**WHAT IS REQUIRED:** Please repeat the entries exactly as they appear and omit any images.

------------------------------------------------------------------------

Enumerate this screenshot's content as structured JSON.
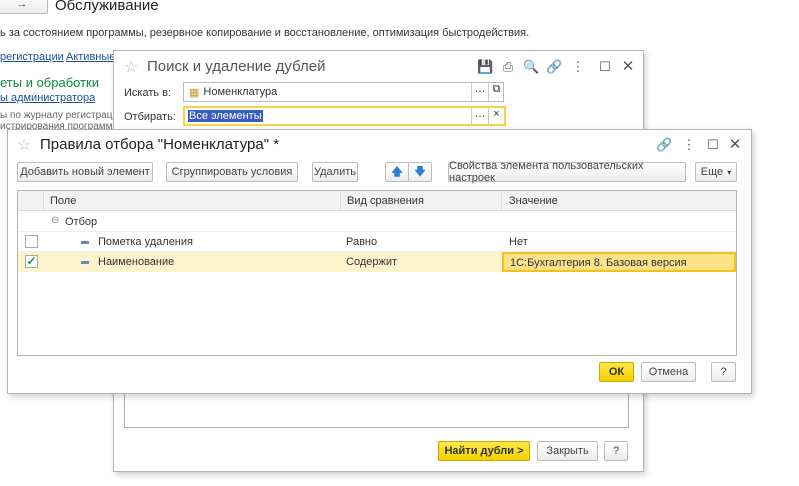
{
  "background": {
    "title": "Обслуживание",
    "description": "ь за состоянием программы, резервное копирование и восстановление, оптимизация быстродействия.",
    "links": [
      "регистрации",
      "Активные п"
    ],
    "section": "еты и обработки",
    "section_link": "ы администратора",
    "text1": "ы по журналу регистрации",
    "text2": "истрирования программы"
  },
  "search_dialog": {
    "title": "Поиск и удаление дублей",
    "search_in_label": "Искать в:",
    "search_in_value": "Номенклатура",
    "filter_label": "Отбирать:",
    "filter_value": "Все элементы",
    "find_button": "Найти дубли >",
    "close_button": "Закрыть",
    "help_button": "?"
  },
  "rules_dialog": {
    "title": "Правила отбора \"Номенклатура\" *",
    "toolbar": {
      "add": "Добавить новый элемент",
      "group": "Сгруппировать условия",
      "delete": "Удалить",
      "properties": "Свойства элемента пользовательских настроек",
      "more": "Еще"
    },
    "columns": [
      "Поле",
      "Вид сравнения",
      "Значение"
    ],
    "group_row": "Отбор",
    "rows": [
      {
        "checked": false,
        "field": "Пометка удаления",
        "comparison": "Равно",
        "value": "Нет"
      },
      {
        "checked": true,
        "field": "Наименование",
        "comparison": "Содержит",
        "value": "1С:Бухгалтерия 8. Базовая версия"
      }
    ],
    "ok": "ОК",
    "cancel": "Отмена",
    "help": "?"
  },
  "colors": {
    "accent_yellow": "#f5d90a",
    "selected_row": "#fdf3cc",
    "link": "#1a4f9c",
    "green": "#0f8a3c"
  }
}
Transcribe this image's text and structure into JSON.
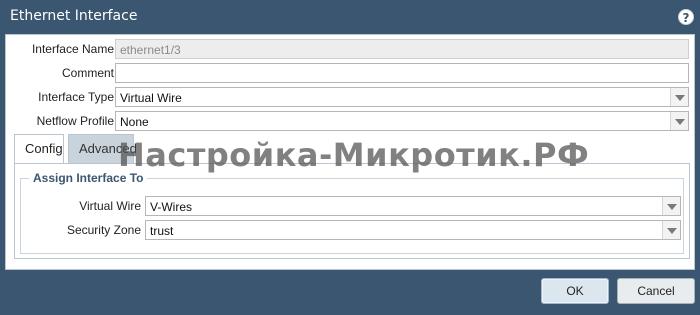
{
  "window": {
    "title": "Ethernet Interface",
    "help_icon": "?"
  },
  "fields": {
    "interface_name": {
      "label": "Interface Name",
      "value": "ethernet1/3"
    },
    "comment": {
      "label": "Comment",
      "value": ""
    },
    "interface_type": {
      "label": "Interface Type",
      "value": "Virtual Wire"
    },
    "netflow_profile": {
      "label": "Netflow Profile",
      "value": "None"
    }
  },
  "tabs": [
    {
      "label": "Config",
      "active": true
    },
    {
      "label": "Advanced",
      "active": false
    }
  ],
  "assign_group": {
    "title": "Assign Interface To",
    "virtual_wire": {
      "label": "Virtual Wire",
      "value": "V-Wires"
    },
    "security_zone": {
      "label": "Security Zone",
      "value": "trust"
    }
  },
  "watermark": "Настройка-Микротик.РФ",
  "buttons": {
    "ok": "OK",
    "cancel": "Cancel"
  },
  "colors": {
    "frame": "#3b5670",
    "ok_bg": "#dbe6ef",
    "group_title": "#3b5670"
  }
}
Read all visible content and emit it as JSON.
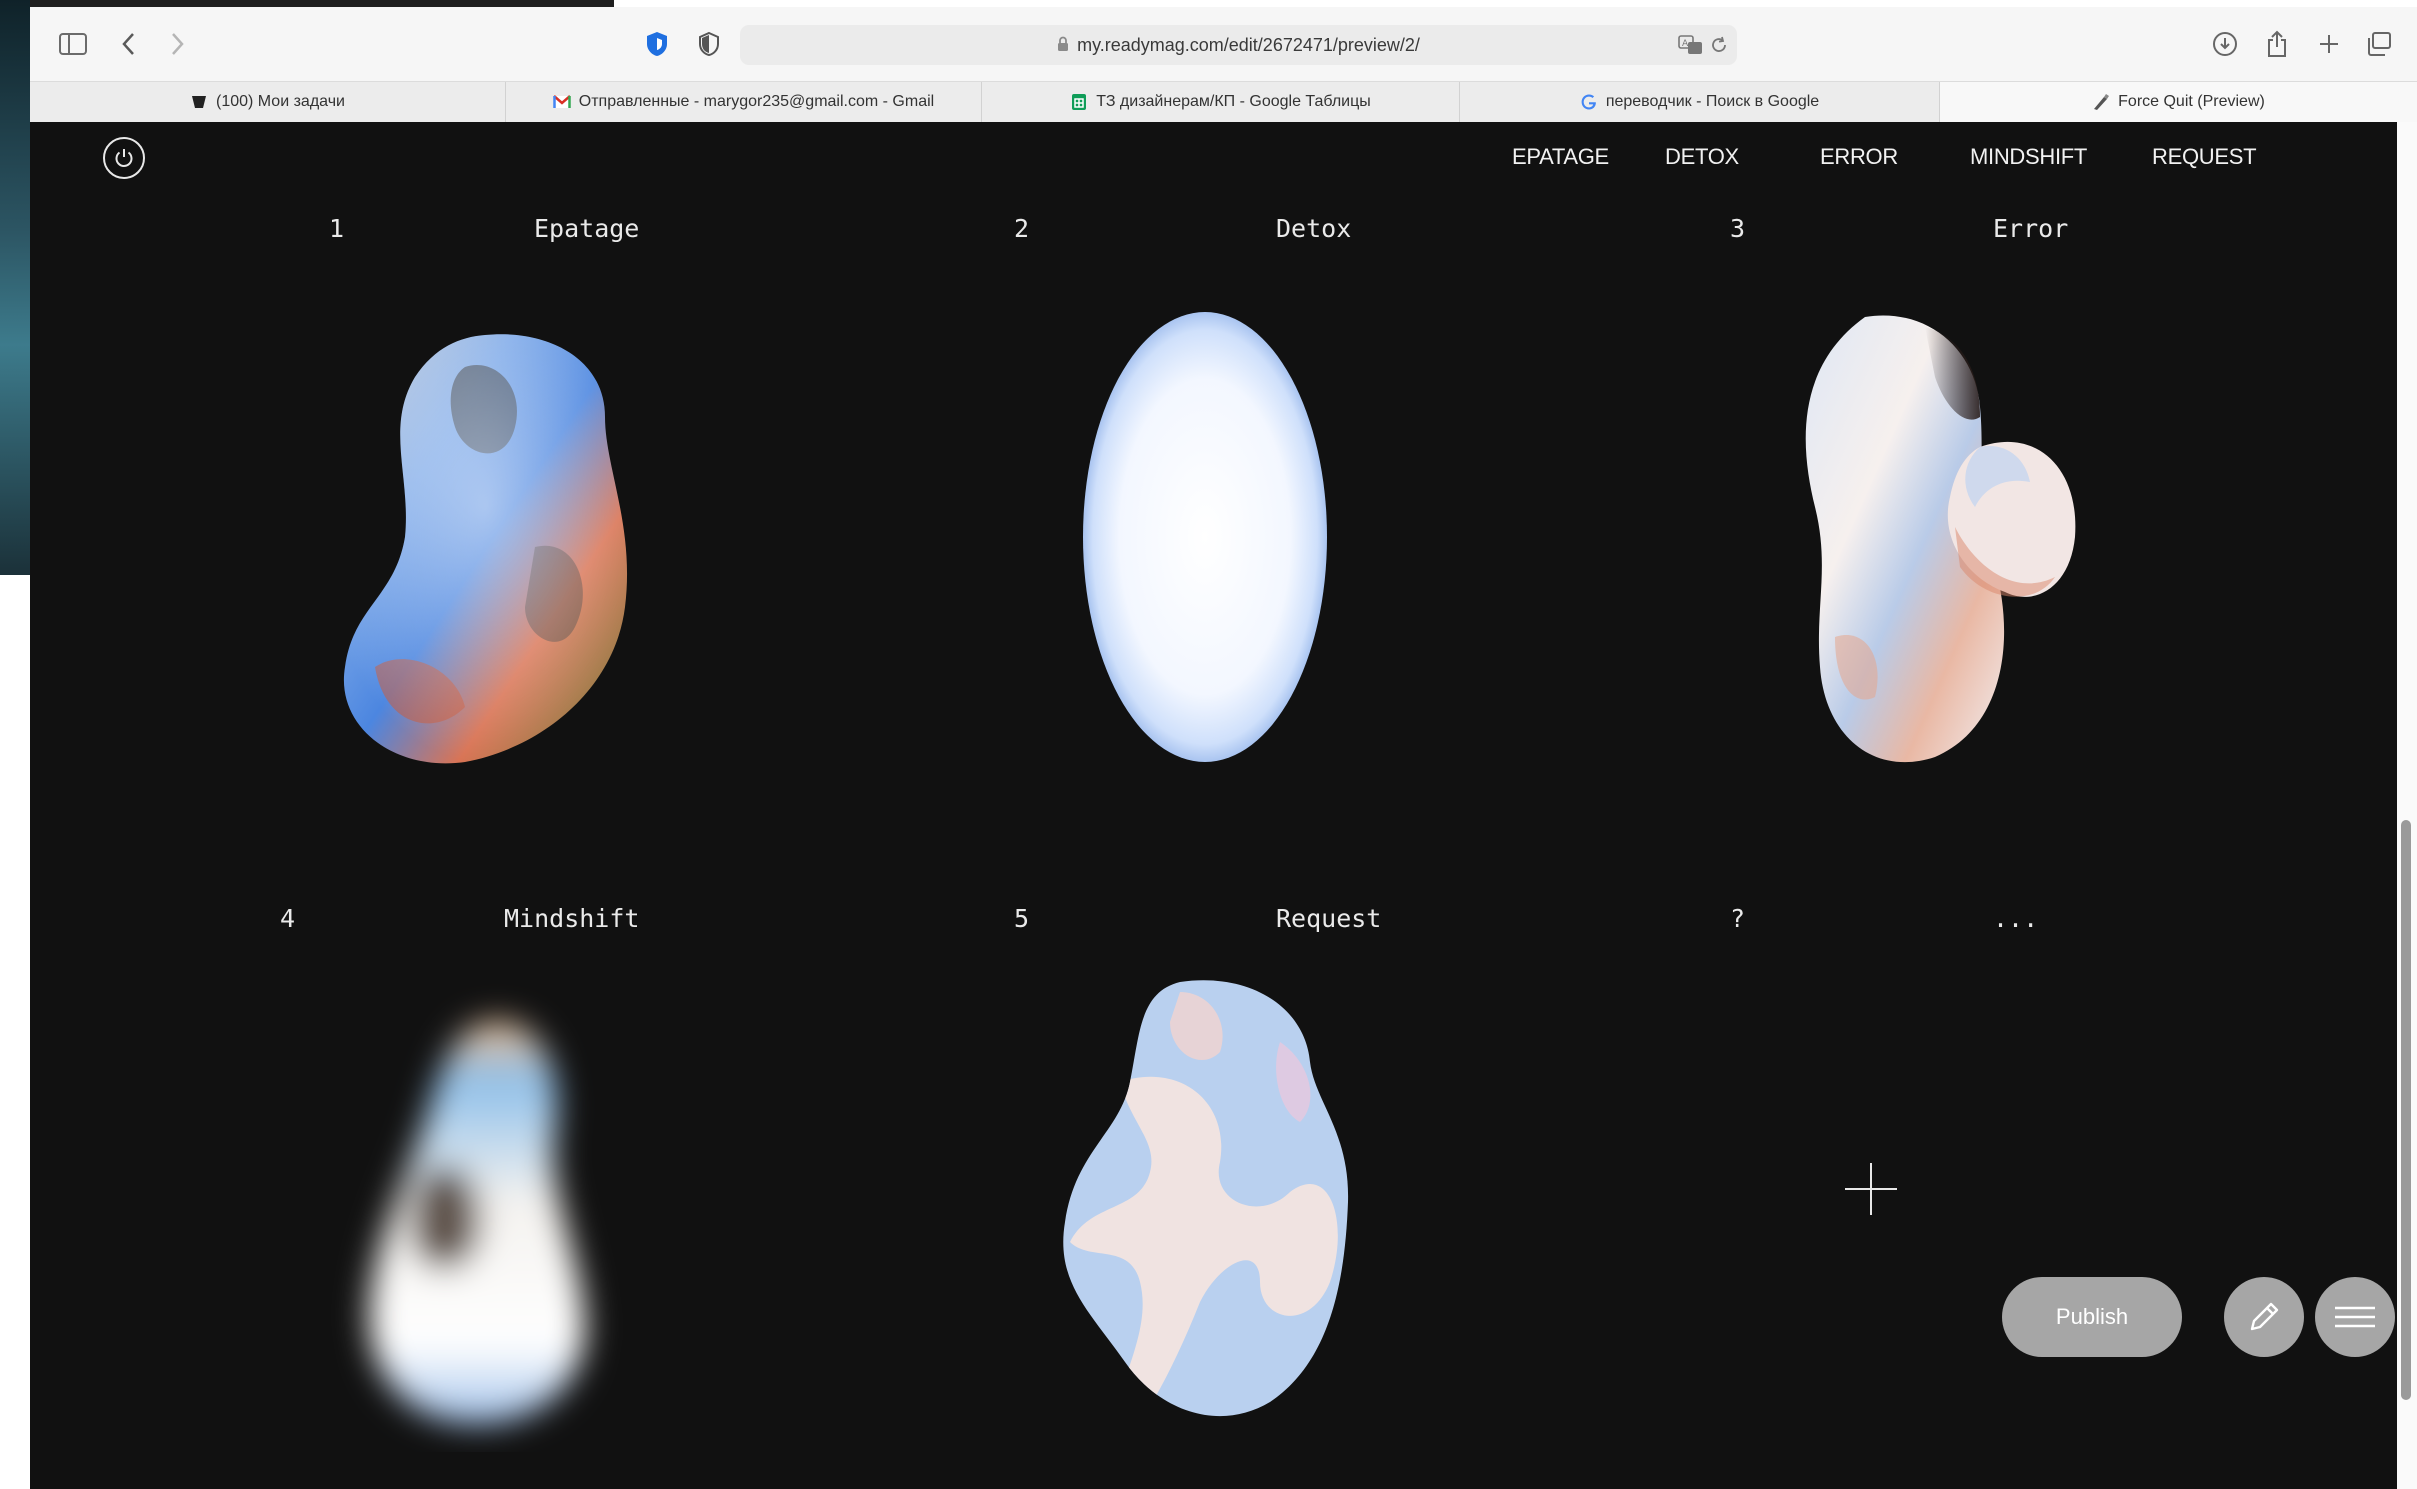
{
  "browser": {
    "url": "my.readymag.com/edit/2672471/preview/2/",
    "tabs": [
      {
        "label": "(100) Мои задачи",
        "icon": "task-favicon"
      },
      {
        "label": "Отправленные - marygor235@gmail.com - Gmail",
        "icon": "gmail-favicon"
      },
      {
        "label": "ТЗ дизайнерам/КП - Google Таблицы",
        "icon": "sheets-favicon"
      },
      {
        "label": "переводчик - Поиск в Google",
        "icon": "google-favicon"
      },
      {
        "label": "Force Quit (Preview)",
        "icon": "preview-favicon"
      }
    ]
  },
  "nav": {
    "items": [
      "EPATAGE",
      "DETOX",
      "ERROR",
      "MINDSHIFT",
      "REQUEST"
    ]
  },
  "projects": [
    {
      "num": "1",
      "name": "Epatage"
    },
    {
      "num": "2",
      "name": "Detox"
    },
    {
      "num": "3",
      "name": "Error"
    },
    {
      "num": "4",
      "name": "Mindshift"
    },
    {
      "num": "5",
      "name": "Request"
    },
    {
      "num": "?",
      "name": "..."
    }
  ],
  "actions": {
    "publish_label": "Publish"
  },
  "colors": {
    "page_bg": "#111111",
    "button_gray": "#a6a6a6"
  }
}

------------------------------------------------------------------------

**PROBLEM SOLUTION:**
Enumerate this screenshot's content as structured JSON.
{
  "background": {
    "title": "Обслуживание",
    "description": "ь за состоянием программы, резервное копирование и восстановление, оптимизация быстродействия.",
    "links": [
      "регистрации",
      "Активные п"
    ],
    "section": "еты и обработки",
    "section_link": "ы администратора",
    "text1": "ы по журналу регистрации",
    "text2": "истрирования программы"
  },
  "search_dialog": {
    "title": "Поиск и удаление дублей",
    "search_in_label": "Искать в:",
    "search_in_value": "Номенклатура",
    "filter_label": "Отбирать:",
    "filter_value": "Все элементы",
    "find_button": "Найти дубли >",
    "close_button": "Закрыть",
    "help_button": "?"
  },
  "rules_dialog": {
    "title": "Правила отбора \"Номенклатура\" *",
    "toolbar": {
      "add": "Добавить новый элемент",
      "group": "Сгруппировать условия",
      "delete": "Удалить",
      "properties": "Свойства элемента пользовательских настроек",
      "more": "Еще"
    },
    "columns": [
      "Поле",
      "Вид сравнения",
      "Значение"
    ],
    "group_row": "Отбор",
    "rows": [
      {
        "checked": false,
        "field": "Пометка удаления",
        "comparison": "Равно",
        "value": "Нет"
      },
      {
        "checked": true,
        "field": "Наименование",
        "comparison": "Содержит",
        "value": "1С:Бухгалтерия 8. Базовая версия"
      }
    ],
    "ok": "ОК",
    "cancel": "Отмена",
    "help": "?"
  },
  "colors": {
    "accent_yellow": "#f5d90a",
    "selected_row": "#fdf3cc",
    "link": "#1a4f9c",
    "green": "#0f8a3c"
  }
}
Transcribe this image's text and structure into JSON.
{
  "window": {
    "title": "Ethernet Interface",
    "help_icon": "?"
  },
  "fields": {
    "interface_name": {
      "label": "Interface Name",
      "value": "ethernet1/3"
    },
    "comment": {
      "label": "Comment",
      "value": ""
    },
    "interface_type": {
      "label": "Interface Type",
      "value": "Virtual Wire"
    },
    "netflow_profile": {
      "label": "Netflow Profile",
      "value": "None"
    }
  },
  "tabs": [
    {
      "label": "Config",
      "active": true
    },
    {
      "label": "Advanced",
      "active": false
    }
  ],
  "assign_group": {
    "title": "Assign Interface To",
    "virtual_wire": {
      "label": "Virtual Wire",
      "value": "V-Wires"
    },
    "security_zone": {
      "label": "Security Zone",
      "value": "trust"
    }
  },
  "watermark": "Настройка-Микротик.РФ",
  "buttons": {
    "ok": "OK",
    "cancel": "Cancel"
  },
  "colors": {
    "frame": "#3b5670",
    "ok_bg": "#dbe6ef",
    "group_title": "#3b5670"
  }
}
Read all visible content and emit it as JSON.
{
  "browser": {
    "url": "my.readymag.com/edit/2672471/preview/2/",
    "tabs": [
      {
        "label": "(100) Мои задачи",
        "icon": "task-favicon"
      },
      {
        "label": "Отправленные - marygor235@gmail.com - Gmail",
        "icon": "gmail-favicon"
      },
      {
        "label": "ТЗ дизайнерам/КП - Google Таблицы",
        "icon": "sheets-favicon"
      },
      {
        "label": "переводчик - Поиск в Google",
        "icon": "google-favicon"
      },
      {
        "label": "Force Quit (Preview)",
        "icon": "preview-favicon"
      }
    ]
  },
  "nav": {
    "items": [
      "EPATAGE",
      "DETOX",
      "ERROR",
      "MINDSHIFT",
      "REQUEST"
    ]
  },
  "projects": [
    {
      "num": "1",
      "name": "Epatage"
    },
    {
      "num": "2",
      "name": "Detox"
    },
    {
      "num": "3",
      "name": "Error"
    },
    {
      "num": "4",
      "name": "Mindshift"
    },
    {
      "num": "5",
      "name": "Request"
    },
    {
      "num": "?",
      "name": "..."
    }
  ],
  "actions": {
    "publish_label": "Publish"
  },
  "colors": {
    "page_bg": "#111111",
    "button_gray": "#a6a6a6"
  }
}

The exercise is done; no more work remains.